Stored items
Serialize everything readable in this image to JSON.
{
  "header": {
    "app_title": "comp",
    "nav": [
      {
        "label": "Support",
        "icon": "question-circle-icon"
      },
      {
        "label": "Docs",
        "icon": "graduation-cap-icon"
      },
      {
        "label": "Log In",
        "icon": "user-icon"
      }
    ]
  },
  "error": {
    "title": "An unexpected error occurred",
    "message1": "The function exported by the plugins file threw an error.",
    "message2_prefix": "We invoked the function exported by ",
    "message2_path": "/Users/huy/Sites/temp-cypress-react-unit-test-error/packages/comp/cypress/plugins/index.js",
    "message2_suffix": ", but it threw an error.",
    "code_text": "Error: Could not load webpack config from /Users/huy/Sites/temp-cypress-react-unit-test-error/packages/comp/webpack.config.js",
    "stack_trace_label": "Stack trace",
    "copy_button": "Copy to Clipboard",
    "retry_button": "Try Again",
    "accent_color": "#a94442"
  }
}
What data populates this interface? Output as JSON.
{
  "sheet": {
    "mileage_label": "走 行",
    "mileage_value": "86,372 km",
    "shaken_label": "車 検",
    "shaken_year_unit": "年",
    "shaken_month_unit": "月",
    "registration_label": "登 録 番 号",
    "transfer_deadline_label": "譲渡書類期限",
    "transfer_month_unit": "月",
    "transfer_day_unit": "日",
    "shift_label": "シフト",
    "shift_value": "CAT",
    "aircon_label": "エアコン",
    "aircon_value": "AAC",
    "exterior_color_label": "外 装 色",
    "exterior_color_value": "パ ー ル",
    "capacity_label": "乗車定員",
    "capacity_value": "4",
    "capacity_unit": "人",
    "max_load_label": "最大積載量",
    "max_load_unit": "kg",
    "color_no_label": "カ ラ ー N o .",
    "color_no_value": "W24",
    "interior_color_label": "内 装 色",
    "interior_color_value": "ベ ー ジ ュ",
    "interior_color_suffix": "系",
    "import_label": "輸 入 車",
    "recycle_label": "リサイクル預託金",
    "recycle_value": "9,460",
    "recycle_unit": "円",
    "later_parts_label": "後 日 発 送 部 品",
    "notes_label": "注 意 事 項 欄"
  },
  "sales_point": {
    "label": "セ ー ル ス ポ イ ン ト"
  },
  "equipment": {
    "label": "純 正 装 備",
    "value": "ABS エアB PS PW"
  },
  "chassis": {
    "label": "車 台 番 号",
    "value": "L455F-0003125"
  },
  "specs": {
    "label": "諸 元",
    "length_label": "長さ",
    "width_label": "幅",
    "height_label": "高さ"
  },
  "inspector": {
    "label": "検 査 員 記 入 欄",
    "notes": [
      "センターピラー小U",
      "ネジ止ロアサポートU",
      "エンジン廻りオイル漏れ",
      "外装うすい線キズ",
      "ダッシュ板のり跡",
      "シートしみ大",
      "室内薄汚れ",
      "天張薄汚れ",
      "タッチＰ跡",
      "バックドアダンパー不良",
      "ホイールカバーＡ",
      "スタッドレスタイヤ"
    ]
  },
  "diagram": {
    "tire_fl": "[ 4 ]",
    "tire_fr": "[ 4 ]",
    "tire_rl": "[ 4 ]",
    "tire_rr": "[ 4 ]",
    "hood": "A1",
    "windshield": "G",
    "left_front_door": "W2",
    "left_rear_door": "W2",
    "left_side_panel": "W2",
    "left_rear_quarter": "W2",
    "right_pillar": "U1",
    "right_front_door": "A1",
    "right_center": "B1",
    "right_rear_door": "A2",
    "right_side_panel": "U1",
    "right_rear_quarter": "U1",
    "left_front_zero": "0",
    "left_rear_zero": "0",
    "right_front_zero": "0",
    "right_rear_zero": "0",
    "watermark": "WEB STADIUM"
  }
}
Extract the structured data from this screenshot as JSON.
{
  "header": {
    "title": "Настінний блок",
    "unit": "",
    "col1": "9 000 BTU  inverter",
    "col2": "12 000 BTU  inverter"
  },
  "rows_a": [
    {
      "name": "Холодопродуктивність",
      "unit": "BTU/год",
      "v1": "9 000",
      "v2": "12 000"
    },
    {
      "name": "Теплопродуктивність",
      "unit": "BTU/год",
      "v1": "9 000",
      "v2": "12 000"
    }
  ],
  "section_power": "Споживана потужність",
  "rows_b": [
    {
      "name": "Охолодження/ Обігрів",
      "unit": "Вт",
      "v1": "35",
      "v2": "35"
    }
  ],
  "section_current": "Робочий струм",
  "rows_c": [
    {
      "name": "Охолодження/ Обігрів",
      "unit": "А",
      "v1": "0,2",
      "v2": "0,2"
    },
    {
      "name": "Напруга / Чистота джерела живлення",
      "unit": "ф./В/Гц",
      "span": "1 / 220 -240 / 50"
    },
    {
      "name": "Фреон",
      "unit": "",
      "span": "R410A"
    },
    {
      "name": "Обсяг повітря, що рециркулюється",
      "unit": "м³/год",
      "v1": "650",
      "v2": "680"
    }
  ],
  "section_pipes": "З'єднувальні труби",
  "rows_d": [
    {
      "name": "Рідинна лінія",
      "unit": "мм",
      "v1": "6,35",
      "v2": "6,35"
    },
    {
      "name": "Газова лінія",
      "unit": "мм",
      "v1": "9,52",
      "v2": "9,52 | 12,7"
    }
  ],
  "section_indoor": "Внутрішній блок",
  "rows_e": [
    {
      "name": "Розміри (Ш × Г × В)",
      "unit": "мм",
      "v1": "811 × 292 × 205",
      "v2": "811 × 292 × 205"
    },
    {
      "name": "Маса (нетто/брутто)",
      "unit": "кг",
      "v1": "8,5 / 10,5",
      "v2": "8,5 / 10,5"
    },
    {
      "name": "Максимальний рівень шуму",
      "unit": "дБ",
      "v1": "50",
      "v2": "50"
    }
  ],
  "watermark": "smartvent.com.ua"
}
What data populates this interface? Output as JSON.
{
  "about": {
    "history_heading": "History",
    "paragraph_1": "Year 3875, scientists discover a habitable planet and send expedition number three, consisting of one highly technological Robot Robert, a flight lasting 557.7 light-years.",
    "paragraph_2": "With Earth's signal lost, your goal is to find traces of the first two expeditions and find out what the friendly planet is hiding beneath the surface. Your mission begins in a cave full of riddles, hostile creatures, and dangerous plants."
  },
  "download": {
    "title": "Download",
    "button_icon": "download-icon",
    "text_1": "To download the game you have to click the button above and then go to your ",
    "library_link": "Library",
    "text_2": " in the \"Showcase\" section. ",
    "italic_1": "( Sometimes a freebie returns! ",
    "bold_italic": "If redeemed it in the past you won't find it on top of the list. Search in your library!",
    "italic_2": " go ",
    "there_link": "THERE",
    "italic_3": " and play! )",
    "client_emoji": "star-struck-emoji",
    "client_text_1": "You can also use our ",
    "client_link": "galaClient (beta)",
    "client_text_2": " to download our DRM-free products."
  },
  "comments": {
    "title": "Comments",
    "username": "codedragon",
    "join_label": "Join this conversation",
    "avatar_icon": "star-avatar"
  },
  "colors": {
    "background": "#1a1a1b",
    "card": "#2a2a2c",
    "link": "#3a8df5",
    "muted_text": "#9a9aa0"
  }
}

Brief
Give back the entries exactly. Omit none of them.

Exercise response
Serialize everything readable in this image to JSON.
{
  "header": {
    "app_title": "comp",
    "nav": [
      {
        "label": "Support",
        "icon": "question-circle-icon"
      },
      {
        "label": "Docs",
        "icon": "graduation-cap-icon"
      },
      {
        "label": "Log In",
        "icon": "user-icon"
      }
    ]
  },
  "error": {
    "title": "An unexpected error occurred",
    "message1": "The function exported by the plugins file threw an error.",
    "message2_prefix": "We invoked the function exported by ",
    "message2_path": "/Users/huy/Sites/temp-cypress-react-unit-test-error/packages/comp/cypress/plugins/index.js",
    "message2_suffix": ", but it threw an error.",
    "code_text": "Error: Could not load webpack config from /Users/huy/Sites/temp-cypress-react-unit-test-error/packages/comp/webpack.config.js",
    "stack_trace_label": "Stack trace",
    "copy_button": "Copy to Clipboard",
    "retry_button": "Try Again",
    "accent_color": "#a94442"
  }
}
What data populates this interface? Output as JSON.
{
  "sheet": {
    "mileage_label": "走 行",
    "mileage_value": "86,372 km",
    "shaken_label": "車 検",
    "shaken_year_unit": "年",
    "shaken_month_unit": "月",
    "registration_label": "登 録 番 号",
    "transfer_deadline_label": "譲渡書類期限",
    "transfer_month_unit": "月",
    "transfer_day_unit": "日",
    "shift_label": "シフト",
    "shift_value": "CAT",
    "aircon_label": "エアコン",
    "aircon_value": "AAC",
    "exterior_color_label": "外 装 色",
    "exterior_color_value": "パ ー ル",
    "capacity_label": "乗車定員",
    "capacity_value": "4",
    "capacity_unit": "人",
    "max_load_label": "最大積載量",
    "max_load_unit": "kg",
    "color_no_label": "カ ラ ー N o .",
    "color_no_value": "W24",
    "interior_color_label": "内 装 色",
    "interior_color_value": "ベ ー ジ ュ",
    "interior_color_suffix": "系",
    "import_label": "輸 入 車",
    "recycle_label": "リサイクル預託金",
    "recycle_value": "9,460",
    "recycle_unit": "円",
    "later_parts_label": "後 日 発 送 部 品",
    "notes_label": "注 意 事 項 欄"
  },
  "sales_point": {
    "label": "セ ー ル ス ポ イ ン ト"
  },
  "equipment": {
    "label": "純 正 装 備",
    "value": "ABS エアB PS PW"
  },
  "chassis": {
    "label": "車 台 番 号",
    "value": "L455F-0003125"
  },
  "specs": {
    "label": "諸 元",
    "length_label": "長さ",
    "width_label": "幅",
    "height_label": "高さ"
  },
  "inspector": {
    "label": "検 査 員 記 入 欄",
    "notes": [
      "センターピラー小U",
      "ネジ止ロアサポートU",
      "エンジン廻りオイル漏れ",
      "外装うすい線キズ",
      "ダッシュ板のり跡",
      "シートしみ大",
      "室内薄汚れ",
      "天張薄汚れ",
      "タッチＰ跡",
      "バックドアダンパー不良",
      "ホイールカバーＡ",
      "スタッドレスタイヤ"
    ]
  },
  "diagram": {
    "tire_fl": "[ 4 ]",
    "tire_fr": "[ 4 ]",
    "tire_rl": "[ 4 ]",
    "tire_rr": "[ 4 ]",
    "hood": "A1",
    "windshield": "G",
    "left_front_door": "W2",
    "left_rear_door": "W2",
    "left_side_panel": "W2",
    "left_rear_quarter": "W2",
    "right_pillar": "U1",
    "right_front_door": "A1",
    "right_center": "B1",
    "right_rear_door": "A2",
    "right_side_panel": "U1",
    "right_rear_quarter": "U1",
    "left_front_zero": "0",
    "left_rear_zero": "0",
    "right_front_zero": "0",
    "right_rear_zero": "0",
    "watermark": "WEB STADIUM"
  }
}
Extract the structured data from this screenshot as JSON.
{
  "header": {
    "title": "Настінний блок",
    "unit": "",
    "col1": "9 000 BTU  inverter",
    "col2": "12 000 BTU  inverter"
  },
  "rows_a": [
    {
      "name": "Холодопродуктивність",
      "unit": "BTU/год",
      "v1": "9 000",
      "v2": "12 000"
    },
    {
      "name": "Теплопродуктивність",
      "unit": "BTU/год",
      "v1": "9 000",
      "v2": "12 000"
    }
  ],
  "section_power": "Споживана потужність",
  "rows_b": [
    {
      "name": "Охолодження/ Обігрів",
      "unit": "Вт",
      "v1": "35",
      "v2": "35"
    }
  ],
  "section_current": "Робочий струм",
  "rows_c": [
    {
      "name": "Охолодження/ Обігрів",
      "unit": "А",
      "v1": "0,2",
      "v2": "0,2"
    },
    {
      "name": "Напруга / Чистота джерела живлення",
      "unit": "ф./В/Гц",
      "span": "1 / 220 -240 / 50"
    },
    {
      "name": "Фреон",
      "unit": "",
      "span": "R410A"
    },
    {
      "name": "Обсяг повітря, що рециркулюється",
      "unit": "м³/год",
      "v1": "650",
      "v2": "680"
    }
  ],
  "section_pipes": "З'єднувальні труби",
  "rows_d": [
    {
      "name": "Рідинна лінія",
      "unit": "мм",
      "v1": "6,35",
      "v2": "6,35"
    },
    {
      "name": "Газова лінія",
      "unit": "мм",
      "v1": "9,52",
      "v2": "9,52 | 12,7"
    }
  ],
  "section_indoor": "Внутрішній блок",
  "rows_e": [
    {
      "name": "Розміри (Ш × Г × В)",
      "unit": "мм",
      "v1": "811 × 292 × 205",
      "v2": "811 × 292 × 205"
    },
    {
      "name": "Маса (нетто/брутто)",
      "unit": "кг",
      "v1": "8,5 / 10,5",
      "v2": "8,5 / 10,5"
    },
    {
      "name": "Максимальний рівень шуму",
      "unit": "дБ",
      "v1": "50",
      "v2": "50"
    }
  ],
  "watermark": "smartvent.com.ua"
}
What data populates this interface? Output as JSON.
{
  "about": {
    "history_heading": "History",
    "paragraph_1": "Year 3875, scientists discover a habitable planet and send expedition number three, consisting of one highly technological Robot Robert, a flight lasting 557.7 light-years.",
    "paragraph_2": "With Earth's signal lost, your goal is to find traces of the first two expeditions and find out what the friendly planet is hiding beneath the surface. Your mission begins in a cave full of riddles, hostile creatures, and dangerous plants."
  },
  "download": {
    "title": "Download",
    "button_icon": "download-icon",
    "text_1": "To download the game you have to click the button above and then go to your ",
    "library_link": "Library",
    "text_2": " in the \"Showcase\" section. ",
    "italic_1": "( Sometimes a freebie returns! ",
    "bold_italic": "If redeemed it in the past you won't find it on top of the list. Search in your library!",
    "italic_2": " go ",
    "there_link": "THERE",
    "italic_3": " and play! )",
    "client_emoji": "star-struck-emoji",
    "client_text_1": "You can also use our ",
    "client_link": "galaClient (beta)",
    "client_text_2": " to download our DRM-free products."
  },
  "comments": {
    "title": "Comments",
    "username": "codedragon",
    "join_label": "Join this conversation",
    "avatar_icon": "star-avatar"
  },
  "colors": {
    "background": "#1a1a1b",
    "card": "#2a2a2c",
    "link": "#3a8df5",
    "muted_text": "#9a9aa0"
  }
}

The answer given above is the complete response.